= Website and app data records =
· · · · · · ·

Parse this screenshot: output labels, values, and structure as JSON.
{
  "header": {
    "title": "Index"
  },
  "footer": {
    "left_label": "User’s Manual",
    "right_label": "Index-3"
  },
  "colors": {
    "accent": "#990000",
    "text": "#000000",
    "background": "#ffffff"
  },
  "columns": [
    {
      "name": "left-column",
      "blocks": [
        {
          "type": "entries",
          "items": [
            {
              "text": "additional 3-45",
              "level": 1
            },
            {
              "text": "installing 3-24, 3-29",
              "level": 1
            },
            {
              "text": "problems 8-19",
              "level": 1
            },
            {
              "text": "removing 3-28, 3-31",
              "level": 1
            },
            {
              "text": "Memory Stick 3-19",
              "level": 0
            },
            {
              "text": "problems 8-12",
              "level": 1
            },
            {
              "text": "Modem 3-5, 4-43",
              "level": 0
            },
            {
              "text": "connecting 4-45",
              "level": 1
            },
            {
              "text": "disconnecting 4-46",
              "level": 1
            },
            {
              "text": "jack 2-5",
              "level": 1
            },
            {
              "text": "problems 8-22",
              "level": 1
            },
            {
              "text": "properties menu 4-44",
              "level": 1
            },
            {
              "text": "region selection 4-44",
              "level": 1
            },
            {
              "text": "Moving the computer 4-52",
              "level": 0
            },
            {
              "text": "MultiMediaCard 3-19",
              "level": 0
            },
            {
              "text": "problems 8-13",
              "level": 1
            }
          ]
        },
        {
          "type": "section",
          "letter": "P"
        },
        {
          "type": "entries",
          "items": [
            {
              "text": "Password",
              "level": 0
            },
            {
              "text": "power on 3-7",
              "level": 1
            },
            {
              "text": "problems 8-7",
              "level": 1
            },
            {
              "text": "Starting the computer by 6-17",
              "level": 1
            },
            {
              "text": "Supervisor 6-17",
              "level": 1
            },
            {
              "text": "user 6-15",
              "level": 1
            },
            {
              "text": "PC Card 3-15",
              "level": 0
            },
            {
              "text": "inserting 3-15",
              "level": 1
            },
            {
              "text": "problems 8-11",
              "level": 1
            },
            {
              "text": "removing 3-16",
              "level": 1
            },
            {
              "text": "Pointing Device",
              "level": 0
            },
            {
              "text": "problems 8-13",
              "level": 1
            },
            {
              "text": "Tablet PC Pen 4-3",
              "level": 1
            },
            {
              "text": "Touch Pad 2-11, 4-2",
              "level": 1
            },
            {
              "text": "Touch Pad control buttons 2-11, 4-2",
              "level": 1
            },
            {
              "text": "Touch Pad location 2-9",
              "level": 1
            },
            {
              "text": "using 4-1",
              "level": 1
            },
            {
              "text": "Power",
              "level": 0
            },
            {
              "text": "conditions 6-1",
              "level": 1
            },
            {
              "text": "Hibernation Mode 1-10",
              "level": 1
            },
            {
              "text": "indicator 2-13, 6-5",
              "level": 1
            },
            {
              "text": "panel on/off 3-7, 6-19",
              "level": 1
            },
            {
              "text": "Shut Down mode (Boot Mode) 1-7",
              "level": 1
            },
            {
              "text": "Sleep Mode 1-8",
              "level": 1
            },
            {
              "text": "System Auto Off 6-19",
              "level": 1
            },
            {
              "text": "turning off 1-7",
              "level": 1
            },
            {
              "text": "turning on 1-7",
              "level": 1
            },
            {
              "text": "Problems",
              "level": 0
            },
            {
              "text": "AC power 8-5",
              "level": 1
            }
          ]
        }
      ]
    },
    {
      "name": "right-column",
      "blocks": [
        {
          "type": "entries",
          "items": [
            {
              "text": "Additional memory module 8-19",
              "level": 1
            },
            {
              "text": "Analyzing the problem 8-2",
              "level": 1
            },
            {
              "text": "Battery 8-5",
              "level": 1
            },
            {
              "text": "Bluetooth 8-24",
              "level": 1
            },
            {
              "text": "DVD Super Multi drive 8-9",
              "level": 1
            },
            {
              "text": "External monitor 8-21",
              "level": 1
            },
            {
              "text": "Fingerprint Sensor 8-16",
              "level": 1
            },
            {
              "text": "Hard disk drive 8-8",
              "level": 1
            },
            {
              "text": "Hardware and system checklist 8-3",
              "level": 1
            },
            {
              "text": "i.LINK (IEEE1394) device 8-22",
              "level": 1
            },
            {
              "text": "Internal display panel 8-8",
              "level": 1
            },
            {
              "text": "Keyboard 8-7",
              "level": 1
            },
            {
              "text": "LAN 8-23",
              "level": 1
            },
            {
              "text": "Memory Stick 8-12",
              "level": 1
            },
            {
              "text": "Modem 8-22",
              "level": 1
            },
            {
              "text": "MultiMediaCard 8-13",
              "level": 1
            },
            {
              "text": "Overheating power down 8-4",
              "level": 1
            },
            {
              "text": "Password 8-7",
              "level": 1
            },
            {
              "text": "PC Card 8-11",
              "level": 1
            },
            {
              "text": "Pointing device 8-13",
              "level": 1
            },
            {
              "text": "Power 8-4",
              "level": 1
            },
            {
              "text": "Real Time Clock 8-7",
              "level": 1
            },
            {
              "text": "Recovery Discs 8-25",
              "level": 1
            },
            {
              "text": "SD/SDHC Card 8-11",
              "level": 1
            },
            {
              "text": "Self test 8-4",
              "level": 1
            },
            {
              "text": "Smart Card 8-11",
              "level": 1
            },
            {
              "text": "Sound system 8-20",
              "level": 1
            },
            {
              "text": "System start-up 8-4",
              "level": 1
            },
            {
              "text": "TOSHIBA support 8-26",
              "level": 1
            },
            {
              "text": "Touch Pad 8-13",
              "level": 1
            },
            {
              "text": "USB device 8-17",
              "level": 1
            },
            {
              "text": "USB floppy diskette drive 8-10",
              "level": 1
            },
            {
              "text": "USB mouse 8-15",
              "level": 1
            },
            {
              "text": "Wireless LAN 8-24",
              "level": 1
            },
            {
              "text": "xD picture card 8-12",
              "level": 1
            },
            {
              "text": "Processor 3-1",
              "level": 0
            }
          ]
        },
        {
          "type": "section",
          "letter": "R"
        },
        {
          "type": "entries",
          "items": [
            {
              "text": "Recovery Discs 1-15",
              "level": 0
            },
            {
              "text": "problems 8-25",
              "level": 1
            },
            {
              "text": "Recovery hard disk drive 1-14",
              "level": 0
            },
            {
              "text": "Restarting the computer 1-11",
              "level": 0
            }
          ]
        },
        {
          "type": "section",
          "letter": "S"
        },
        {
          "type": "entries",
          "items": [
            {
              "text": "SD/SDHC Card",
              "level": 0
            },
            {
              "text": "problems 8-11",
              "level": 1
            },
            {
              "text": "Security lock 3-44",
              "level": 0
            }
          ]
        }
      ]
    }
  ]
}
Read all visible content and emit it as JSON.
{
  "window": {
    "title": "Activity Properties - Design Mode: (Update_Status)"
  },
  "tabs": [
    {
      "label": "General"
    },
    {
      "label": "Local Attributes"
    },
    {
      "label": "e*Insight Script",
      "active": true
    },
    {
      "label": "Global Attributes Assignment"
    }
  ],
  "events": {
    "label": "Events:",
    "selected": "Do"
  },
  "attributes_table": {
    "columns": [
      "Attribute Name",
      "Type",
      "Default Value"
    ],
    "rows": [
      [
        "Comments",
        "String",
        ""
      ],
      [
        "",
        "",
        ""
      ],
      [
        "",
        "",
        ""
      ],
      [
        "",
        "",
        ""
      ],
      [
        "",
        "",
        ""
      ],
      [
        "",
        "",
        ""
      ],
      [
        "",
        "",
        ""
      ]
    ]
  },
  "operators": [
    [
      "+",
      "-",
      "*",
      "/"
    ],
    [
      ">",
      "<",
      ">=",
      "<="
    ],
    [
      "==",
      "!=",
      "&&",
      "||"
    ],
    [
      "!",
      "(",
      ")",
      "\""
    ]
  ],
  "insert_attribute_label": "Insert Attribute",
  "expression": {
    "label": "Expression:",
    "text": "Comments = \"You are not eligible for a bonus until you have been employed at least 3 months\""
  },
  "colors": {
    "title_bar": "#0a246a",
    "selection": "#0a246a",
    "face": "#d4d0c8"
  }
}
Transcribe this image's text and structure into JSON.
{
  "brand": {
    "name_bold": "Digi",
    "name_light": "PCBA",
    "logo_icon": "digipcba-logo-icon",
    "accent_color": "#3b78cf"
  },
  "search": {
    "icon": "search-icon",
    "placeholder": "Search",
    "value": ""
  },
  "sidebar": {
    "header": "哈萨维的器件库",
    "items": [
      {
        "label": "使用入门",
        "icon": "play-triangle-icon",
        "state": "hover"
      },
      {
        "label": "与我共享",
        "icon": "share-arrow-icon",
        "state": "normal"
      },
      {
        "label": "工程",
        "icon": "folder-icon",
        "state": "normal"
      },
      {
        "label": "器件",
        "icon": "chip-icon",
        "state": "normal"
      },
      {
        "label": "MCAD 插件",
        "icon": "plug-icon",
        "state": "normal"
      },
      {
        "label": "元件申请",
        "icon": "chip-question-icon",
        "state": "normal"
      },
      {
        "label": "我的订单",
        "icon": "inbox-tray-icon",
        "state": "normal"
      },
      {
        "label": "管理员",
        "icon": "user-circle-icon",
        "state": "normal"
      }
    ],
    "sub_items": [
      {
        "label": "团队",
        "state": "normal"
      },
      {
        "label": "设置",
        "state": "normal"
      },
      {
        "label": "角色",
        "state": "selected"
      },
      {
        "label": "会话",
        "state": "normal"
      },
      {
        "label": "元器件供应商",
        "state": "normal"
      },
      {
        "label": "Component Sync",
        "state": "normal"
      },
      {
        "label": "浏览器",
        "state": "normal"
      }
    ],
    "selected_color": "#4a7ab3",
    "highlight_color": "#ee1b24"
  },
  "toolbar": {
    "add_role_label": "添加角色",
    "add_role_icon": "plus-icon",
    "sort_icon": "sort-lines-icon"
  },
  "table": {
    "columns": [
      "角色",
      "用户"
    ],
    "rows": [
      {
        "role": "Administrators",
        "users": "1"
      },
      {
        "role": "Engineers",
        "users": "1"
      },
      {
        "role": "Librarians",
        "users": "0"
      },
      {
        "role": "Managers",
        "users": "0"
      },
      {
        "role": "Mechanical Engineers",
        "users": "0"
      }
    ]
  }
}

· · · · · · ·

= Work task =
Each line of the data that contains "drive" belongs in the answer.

= Answer box =
              "text": "DVD Super Multi drive 8-9",
              "text": "Hard disk drive 8-8",
              "text": "USB floppy diskette drive 8-10",
              "text": "Recovery hard disk drive 1-14",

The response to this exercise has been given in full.